[Data records for software interfaces]
----------

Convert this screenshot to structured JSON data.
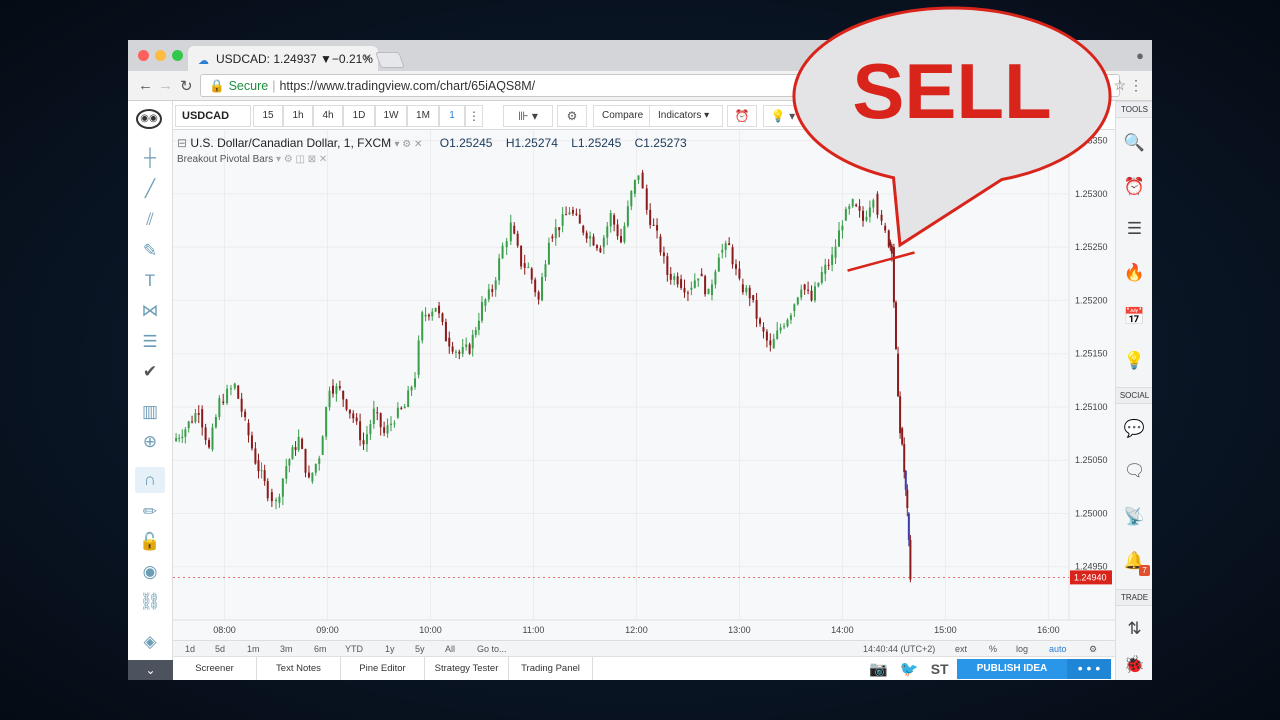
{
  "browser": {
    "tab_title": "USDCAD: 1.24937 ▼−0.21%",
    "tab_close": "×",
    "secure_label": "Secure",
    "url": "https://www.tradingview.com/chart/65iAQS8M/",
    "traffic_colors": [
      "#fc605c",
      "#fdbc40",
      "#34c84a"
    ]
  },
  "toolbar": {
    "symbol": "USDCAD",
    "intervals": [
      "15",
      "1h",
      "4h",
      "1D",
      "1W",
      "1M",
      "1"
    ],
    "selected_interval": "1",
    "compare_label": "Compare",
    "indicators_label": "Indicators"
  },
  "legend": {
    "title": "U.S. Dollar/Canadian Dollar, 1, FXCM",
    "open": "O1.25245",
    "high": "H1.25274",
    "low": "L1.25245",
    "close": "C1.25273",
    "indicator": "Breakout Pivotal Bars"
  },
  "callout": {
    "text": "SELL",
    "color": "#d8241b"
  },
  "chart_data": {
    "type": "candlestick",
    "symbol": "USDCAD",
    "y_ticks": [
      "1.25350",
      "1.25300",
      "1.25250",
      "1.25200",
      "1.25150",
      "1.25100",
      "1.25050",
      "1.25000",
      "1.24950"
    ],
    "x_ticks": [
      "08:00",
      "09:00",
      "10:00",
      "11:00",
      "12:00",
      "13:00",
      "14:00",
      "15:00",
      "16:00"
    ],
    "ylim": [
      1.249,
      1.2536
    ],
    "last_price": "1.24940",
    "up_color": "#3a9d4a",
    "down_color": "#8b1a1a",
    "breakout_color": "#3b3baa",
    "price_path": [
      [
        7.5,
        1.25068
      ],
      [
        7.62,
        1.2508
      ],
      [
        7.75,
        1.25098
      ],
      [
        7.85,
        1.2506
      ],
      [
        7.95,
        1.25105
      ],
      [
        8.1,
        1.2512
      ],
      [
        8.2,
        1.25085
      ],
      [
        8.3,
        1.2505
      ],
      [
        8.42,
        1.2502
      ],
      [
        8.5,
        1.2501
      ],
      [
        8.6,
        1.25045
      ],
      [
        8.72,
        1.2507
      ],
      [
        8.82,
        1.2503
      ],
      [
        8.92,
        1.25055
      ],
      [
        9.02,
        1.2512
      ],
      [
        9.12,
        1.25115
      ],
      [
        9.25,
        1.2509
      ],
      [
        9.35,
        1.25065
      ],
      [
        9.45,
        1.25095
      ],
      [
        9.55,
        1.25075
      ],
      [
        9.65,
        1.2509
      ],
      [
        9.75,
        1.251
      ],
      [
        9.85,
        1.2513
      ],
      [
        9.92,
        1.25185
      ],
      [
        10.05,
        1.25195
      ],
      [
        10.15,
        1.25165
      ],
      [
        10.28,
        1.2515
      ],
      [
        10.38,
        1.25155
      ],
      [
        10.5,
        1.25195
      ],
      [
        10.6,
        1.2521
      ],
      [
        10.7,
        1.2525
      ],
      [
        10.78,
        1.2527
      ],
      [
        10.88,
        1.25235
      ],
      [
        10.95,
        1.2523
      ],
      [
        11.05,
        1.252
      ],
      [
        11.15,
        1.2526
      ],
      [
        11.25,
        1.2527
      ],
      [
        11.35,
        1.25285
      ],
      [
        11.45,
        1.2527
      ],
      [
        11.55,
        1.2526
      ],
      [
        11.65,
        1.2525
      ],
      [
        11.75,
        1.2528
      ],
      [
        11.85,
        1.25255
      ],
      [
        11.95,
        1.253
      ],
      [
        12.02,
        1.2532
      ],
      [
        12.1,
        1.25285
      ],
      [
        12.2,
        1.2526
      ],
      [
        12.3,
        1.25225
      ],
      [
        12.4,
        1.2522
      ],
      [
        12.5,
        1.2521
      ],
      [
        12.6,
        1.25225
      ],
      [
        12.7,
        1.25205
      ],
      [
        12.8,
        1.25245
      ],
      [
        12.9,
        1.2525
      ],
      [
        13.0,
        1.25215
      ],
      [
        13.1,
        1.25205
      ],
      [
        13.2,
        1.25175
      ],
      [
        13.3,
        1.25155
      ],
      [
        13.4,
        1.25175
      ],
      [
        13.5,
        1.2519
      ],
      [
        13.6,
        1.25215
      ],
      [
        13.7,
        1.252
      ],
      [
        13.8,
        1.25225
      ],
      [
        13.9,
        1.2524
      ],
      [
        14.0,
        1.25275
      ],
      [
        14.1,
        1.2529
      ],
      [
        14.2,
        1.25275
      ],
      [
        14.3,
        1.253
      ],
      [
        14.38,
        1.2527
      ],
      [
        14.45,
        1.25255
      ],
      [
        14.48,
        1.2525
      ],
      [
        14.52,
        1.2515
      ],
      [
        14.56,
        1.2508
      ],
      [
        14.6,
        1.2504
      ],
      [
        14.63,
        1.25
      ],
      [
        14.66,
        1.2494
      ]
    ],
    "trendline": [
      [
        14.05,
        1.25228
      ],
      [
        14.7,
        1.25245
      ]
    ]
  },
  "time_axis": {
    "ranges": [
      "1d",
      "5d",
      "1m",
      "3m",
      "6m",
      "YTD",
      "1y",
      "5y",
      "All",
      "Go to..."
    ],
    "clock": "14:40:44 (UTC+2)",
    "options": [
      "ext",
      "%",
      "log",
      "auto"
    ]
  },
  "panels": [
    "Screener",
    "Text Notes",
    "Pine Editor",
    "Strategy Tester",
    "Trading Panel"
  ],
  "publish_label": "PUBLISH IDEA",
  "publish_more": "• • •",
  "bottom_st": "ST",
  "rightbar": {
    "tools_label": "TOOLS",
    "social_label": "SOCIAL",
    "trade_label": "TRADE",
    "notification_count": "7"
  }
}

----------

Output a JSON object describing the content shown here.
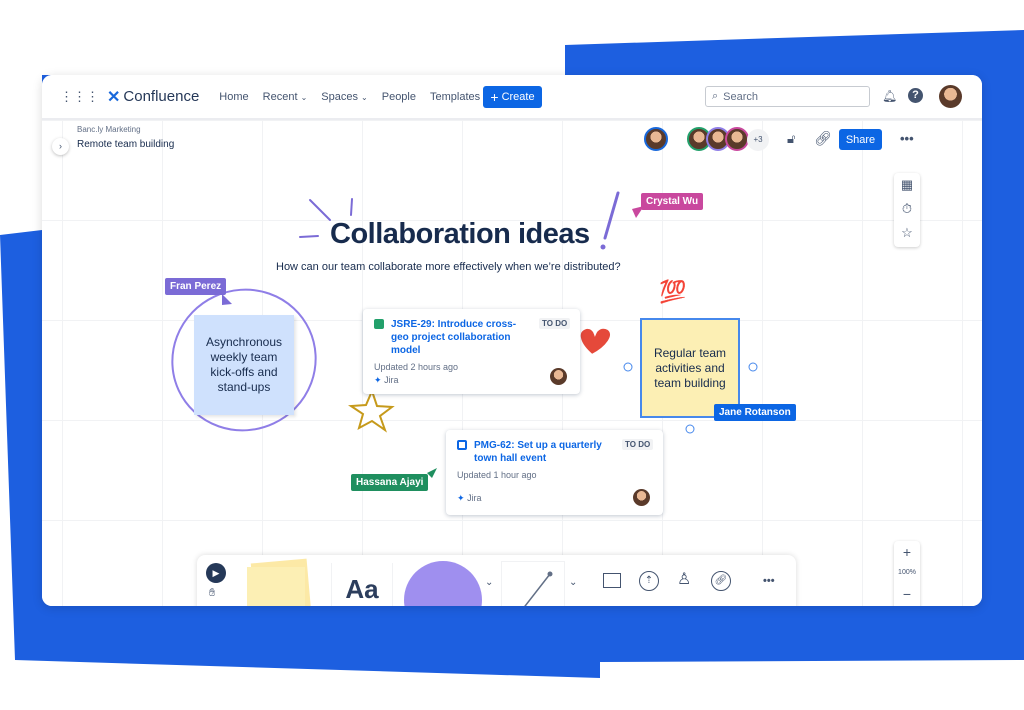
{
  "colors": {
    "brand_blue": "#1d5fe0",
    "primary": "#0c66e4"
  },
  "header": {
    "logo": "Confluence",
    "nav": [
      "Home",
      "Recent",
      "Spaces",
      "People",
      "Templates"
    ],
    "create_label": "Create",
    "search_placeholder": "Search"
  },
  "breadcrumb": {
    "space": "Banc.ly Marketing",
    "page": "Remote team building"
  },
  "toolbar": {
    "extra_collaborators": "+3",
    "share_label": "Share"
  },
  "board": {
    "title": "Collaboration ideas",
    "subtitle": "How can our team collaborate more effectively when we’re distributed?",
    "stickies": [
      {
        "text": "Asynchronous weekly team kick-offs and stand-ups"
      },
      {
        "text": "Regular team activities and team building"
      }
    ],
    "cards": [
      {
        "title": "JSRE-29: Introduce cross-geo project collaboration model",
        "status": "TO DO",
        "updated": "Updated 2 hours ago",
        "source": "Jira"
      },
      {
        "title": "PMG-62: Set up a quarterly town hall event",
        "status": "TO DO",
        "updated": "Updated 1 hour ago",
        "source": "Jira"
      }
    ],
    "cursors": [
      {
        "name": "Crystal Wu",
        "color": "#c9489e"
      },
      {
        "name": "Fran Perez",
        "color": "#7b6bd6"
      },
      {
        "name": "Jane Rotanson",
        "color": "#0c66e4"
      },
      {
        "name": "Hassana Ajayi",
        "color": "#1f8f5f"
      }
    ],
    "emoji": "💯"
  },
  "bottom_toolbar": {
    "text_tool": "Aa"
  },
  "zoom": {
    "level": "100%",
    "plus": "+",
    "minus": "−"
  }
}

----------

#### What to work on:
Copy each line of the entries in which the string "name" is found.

#### Response to this task:
        "name": "Crystal Wu",
        "name": "Fran Perez",
        "name": "Jane Rotanson",
        "name": "Hassana Ajayi",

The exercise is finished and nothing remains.